What are the general pharmacological effects of anesthetics gases on the respiratory system? Dose dependent depression of medullary respiratory center
What are the general pharmacological effects of anesthetics gases on the thermoregulatory system? Altered thermoregulatory control induced hypothermia d/t anesthesia of the hypothalamus and reduced metabolic rate
Anesthetic gas responsible for developing an induced hepatitis? halothane
First non-explosive alternative to ether? halothane
an isomer of enflurane that is a commonly used anesthetic for adults? isoflurane
A rarely used gas similar to isoflurane, except has increased risk of seizures? enflurane
Anesthetic gas similar to isoflurane except has faster emergence and increased airway irritation? desflurane
Anesthetic gas similar to desflurance but less irritating to airway? sevoflurane
dissociative anesthetic similar to PCP? ketamine
What is ketamines MOA? blocks NMDA receptors inducing a "dissociative" state
IV anesthetic agent used for brief procedures in ER etomidate
IV anesthetic used in ICU for patients requiring prolonged intubation dexmedetomidine (Precedex)
a carboxylated imidazole etomidate
a substituted isopropylphenol propofol
IV anesthetic that decreases the rate of dissociation of GABA from its receptors, thereby increasing the duration of GABA-activated opening of chloride channels, with resulting hyperpolarization of cell membranes propofol
How is propofol cleared? tissue reuptake (redistribution)

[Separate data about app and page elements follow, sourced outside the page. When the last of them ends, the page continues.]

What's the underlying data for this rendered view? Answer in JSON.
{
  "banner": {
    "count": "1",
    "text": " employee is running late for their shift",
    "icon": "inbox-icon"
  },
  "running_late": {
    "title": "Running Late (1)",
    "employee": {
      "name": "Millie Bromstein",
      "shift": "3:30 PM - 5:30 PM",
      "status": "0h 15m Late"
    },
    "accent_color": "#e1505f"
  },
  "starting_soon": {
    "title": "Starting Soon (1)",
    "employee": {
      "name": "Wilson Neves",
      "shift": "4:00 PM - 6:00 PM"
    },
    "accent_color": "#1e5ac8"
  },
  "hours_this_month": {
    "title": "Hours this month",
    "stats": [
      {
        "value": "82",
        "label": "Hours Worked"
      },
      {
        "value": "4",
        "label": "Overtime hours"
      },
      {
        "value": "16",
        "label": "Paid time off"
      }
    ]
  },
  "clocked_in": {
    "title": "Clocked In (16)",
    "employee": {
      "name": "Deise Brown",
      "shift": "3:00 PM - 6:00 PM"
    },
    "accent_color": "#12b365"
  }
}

Dosage for propofol for induction? 1.5 - 2.5 mg/kg IV
MOA of barbituates? mimic the activation of GABA receptors
How is thiopental cleared? redistribution and metabolism however large or repeated doses of thiopental may saturate inactive tissue sites resulting in prolonged effects.
Which is cleared faster: thiopental or etomidate? Etomidate is cleared 5 times faster
a phencyclidine derivative? ketamine
What receptor does ketamine NOT interact with? GABA
T or F: All inhaled anesthetics depress the CV system. F. N2O produces sympathetic stimulation
What drug increases the neuromuscular blocking effects of isoflurane? polymyxin B sulfate
Created by: psfisher50